[What to work on]:
For every line that contains the string "online", pull that line out of the material below.
═══ Data to examine ═══
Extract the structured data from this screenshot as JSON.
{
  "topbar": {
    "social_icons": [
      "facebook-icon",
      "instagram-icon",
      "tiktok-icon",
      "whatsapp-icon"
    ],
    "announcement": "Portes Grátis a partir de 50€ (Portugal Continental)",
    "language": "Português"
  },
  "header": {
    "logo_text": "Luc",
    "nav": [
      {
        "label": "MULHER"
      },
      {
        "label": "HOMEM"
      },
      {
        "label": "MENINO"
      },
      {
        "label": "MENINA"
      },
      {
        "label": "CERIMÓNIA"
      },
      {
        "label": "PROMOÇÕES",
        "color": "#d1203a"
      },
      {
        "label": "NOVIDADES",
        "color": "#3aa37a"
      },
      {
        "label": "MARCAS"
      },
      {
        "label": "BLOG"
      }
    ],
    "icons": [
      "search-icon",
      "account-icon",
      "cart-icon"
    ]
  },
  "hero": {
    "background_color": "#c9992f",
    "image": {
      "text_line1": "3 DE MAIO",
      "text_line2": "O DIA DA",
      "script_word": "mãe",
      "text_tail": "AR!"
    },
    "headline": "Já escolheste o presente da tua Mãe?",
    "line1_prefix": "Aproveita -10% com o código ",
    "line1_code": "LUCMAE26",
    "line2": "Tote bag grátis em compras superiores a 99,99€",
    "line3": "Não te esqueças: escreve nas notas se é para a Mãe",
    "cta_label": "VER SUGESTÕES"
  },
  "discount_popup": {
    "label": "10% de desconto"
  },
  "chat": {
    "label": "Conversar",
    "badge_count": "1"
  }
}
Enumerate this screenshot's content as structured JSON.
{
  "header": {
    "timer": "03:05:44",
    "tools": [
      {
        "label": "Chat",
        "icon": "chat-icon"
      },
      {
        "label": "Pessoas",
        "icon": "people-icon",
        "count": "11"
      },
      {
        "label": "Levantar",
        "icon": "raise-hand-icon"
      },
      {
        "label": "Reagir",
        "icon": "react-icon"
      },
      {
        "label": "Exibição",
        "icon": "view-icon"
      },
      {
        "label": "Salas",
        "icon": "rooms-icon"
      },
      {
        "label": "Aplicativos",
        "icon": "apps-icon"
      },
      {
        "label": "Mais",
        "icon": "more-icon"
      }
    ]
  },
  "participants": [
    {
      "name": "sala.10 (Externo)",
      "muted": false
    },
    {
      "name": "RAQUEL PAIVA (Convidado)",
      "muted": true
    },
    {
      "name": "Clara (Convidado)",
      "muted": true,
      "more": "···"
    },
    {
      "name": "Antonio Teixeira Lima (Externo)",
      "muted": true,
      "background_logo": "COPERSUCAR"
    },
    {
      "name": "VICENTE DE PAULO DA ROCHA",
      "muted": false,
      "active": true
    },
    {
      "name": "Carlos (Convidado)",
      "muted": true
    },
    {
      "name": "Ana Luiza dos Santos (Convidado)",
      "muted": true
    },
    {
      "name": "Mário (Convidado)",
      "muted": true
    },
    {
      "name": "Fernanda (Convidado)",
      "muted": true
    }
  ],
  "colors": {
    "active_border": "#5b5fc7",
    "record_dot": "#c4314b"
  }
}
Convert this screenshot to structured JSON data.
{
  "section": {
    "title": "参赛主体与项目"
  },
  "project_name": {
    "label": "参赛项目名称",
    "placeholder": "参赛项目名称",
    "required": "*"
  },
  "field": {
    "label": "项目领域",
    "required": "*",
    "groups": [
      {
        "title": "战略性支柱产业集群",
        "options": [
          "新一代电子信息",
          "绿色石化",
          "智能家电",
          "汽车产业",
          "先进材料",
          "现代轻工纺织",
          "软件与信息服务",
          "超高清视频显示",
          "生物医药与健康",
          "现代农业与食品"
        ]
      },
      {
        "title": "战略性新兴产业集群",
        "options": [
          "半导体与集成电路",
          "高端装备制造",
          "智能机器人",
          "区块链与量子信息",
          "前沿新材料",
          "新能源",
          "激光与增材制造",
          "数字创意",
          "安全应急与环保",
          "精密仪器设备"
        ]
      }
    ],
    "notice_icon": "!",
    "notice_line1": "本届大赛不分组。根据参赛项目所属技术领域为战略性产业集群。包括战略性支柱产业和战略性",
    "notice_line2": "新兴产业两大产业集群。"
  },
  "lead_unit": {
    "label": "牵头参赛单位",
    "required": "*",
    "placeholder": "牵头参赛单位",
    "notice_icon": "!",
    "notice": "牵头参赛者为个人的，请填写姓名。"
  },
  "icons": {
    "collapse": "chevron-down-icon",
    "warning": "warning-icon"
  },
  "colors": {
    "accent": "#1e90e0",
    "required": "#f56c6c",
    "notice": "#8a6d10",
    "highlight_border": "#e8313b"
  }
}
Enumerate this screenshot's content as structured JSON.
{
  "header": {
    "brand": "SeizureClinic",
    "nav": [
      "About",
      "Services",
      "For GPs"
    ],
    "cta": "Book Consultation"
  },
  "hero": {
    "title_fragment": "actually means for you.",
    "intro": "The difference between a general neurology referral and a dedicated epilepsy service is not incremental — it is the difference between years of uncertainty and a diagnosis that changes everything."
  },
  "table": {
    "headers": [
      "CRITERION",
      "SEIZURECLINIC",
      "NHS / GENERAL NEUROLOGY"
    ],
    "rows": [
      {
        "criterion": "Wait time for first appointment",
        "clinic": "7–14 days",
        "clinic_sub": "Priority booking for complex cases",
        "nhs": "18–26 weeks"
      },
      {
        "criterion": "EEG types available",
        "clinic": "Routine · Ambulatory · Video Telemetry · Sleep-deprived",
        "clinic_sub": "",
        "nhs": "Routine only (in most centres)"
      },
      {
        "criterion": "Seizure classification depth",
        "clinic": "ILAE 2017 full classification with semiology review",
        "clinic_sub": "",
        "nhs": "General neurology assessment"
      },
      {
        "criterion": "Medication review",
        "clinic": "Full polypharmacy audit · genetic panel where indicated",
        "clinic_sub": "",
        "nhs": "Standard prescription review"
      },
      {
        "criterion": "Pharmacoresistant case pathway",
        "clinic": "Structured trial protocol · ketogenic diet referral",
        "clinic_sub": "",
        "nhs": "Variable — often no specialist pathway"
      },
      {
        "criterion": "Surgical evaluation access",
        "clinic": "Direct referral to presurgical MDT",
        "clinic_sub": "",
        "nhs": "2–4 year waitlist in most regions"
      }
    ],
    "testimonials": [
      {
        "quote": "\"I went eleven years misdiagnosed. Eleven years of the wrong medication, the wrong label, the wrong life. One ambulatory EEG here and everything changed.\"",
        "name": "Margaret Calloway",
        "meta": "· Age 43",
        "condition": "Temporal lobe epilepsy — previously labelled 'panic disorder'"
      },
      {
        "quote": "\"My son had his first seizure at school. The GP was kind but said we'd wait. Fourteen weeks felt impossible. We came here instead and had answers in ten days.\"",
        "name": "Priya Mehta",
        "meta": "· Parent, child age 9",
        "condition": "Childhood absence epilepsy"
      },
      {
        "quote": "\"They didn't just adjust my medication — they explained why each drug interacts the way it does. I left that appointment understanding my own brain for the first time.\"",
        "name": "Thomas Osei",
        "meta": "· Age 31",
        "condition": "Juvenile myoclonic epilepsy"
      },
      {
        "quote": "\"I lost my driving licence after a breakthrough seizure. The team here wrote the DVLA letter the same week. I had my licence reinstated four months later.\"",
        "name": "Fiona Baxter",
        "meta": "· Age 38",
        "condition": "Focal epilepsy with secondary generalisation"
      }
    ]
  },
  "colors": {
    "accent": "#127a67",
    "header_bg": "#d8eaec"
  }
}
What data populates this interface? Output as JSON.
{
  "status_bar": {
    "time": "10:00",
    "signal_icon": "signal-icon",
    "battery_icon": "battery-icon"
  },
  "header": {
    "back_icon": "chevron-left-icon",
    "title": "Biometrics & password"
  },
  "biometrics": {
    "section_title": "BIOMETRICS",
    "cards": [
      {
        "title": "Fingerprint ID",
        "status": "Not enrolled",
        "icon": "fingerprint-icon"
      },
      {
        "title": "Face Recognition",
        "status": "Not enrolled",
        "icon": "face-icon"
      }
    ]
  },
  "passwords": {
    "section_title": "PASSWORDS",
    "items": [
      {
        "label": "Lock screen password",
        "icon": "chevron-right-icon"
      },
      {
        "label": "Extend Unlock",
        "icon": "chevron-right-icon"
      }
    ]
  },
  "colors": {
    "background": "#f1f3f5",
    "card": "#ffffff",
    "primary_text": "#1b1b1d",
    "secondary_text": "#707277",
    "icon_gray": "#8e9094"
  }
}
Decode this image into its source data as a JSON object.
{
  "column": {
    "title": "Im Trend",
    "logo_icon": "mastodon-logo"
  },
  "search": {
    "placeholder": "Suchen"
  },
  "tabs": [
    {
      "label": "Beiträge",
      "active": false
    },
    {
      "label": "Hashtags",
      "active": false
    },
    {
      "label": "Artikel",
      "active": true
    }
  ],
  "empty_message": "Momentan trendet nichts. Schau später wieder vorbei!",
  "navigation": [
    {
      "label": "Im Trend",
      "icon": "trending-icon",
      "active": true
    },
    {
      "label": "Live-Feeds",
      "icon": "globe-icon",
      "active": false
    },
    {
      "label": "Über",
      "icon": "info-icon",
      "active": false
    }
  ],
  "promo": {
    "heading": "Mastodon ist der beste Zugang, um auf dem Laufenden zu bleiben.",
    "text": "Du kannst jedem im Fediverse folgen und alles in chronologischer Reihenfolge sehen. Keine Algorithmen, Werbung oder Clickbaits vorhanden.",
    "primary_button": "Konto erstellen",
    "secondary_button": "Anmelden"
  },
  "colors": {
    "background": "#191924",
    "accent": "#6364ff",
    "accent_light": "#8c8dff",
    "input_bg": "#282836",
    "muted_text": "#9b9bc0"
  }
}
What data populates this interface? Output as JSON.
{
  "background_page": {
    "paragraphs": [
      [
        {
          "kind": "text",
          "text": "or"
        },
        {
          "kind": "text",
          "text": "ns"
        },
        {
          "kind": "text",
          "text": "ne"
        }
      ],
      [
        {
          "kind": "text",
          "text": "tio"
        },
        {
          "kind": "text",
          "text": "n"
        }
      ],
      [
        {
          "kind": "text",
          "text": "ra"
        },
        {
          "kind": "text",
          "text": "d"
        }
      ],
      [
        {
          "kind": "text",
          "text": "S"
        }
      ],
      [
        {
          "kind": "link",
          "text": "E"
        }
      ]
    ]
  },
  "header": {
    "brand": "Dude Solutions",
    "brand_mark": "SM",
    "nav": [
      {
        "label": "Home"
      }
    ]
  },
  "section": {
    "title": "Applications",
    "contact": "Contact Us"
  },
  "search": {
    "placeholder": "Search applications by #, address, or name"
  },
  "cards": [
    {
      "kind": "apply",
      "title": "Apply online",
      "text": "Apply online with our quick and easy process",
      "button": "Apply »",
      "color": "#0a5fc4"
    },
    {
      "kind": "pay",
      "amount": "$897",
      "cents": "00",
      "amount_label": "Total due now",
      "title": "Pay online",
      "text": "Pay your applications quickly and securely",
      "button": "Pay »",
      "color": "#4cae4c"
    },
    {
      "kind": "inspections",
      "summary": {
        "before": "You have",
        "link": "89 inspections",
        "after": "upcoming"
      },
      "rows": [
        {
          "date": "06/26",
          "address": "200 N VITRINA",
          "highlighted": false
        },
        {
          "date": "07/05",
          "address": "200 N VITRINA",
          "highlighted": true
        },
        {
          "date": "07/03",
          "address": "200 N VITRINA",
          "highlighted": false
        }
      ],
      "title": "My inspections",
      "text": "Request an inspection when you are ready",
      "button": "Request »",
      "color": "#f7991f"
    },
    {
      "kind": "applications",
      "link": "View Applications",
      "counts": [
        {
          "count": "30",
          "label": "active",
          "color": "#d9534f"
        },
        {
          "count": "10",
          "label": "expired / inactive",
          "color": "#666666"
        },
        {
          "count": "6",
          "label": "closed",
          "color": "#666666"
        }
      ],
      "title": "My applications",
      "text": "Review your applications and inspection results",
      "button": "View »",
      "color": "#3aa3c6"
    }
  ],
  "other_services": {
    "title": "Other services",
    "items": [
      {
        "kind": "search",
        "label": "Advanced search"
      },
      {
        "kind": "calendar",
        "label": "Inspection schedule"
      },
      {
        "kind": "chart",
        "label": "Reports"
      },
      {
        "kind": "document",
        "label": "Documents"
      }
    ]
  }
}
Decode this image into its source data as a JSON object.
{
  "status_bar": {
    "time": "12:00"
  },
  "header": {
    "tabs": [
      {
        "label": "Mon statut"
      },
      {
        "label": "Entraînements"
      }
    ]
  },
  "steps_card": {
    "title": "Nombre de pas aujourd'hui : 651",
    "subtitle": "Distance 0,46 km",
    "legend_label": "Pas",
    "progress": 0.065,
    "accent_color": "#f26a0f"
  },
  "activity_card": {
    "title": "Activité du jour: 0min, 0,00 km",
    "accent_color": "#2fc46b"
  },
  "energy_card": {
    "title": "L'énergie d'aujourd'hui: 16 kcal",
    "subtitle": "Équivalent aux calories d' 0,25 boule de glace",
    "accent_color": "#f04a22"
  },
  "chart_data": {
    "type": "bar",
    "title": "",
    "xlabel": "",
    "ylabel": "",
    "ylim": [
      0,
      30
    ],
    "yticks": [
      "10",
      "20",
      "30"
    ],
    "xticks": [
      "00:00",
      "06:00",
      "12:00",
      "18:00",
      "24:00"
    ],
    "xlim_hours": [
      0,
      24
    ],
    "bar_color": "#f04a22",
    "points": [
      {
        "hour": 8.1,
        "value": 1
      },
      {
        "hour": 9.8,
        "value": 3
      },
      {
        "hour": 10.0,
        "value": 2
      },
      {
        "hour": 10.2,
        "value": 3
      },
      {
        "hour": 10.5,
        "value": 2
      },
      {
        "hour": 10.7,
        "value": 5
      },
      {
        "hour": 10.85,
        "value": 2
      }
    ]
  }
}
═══
[Result for this exercise]:
      "title": "Apply online",
      "text": "Apply online with our quick and easy process",
      "title": "Pay online",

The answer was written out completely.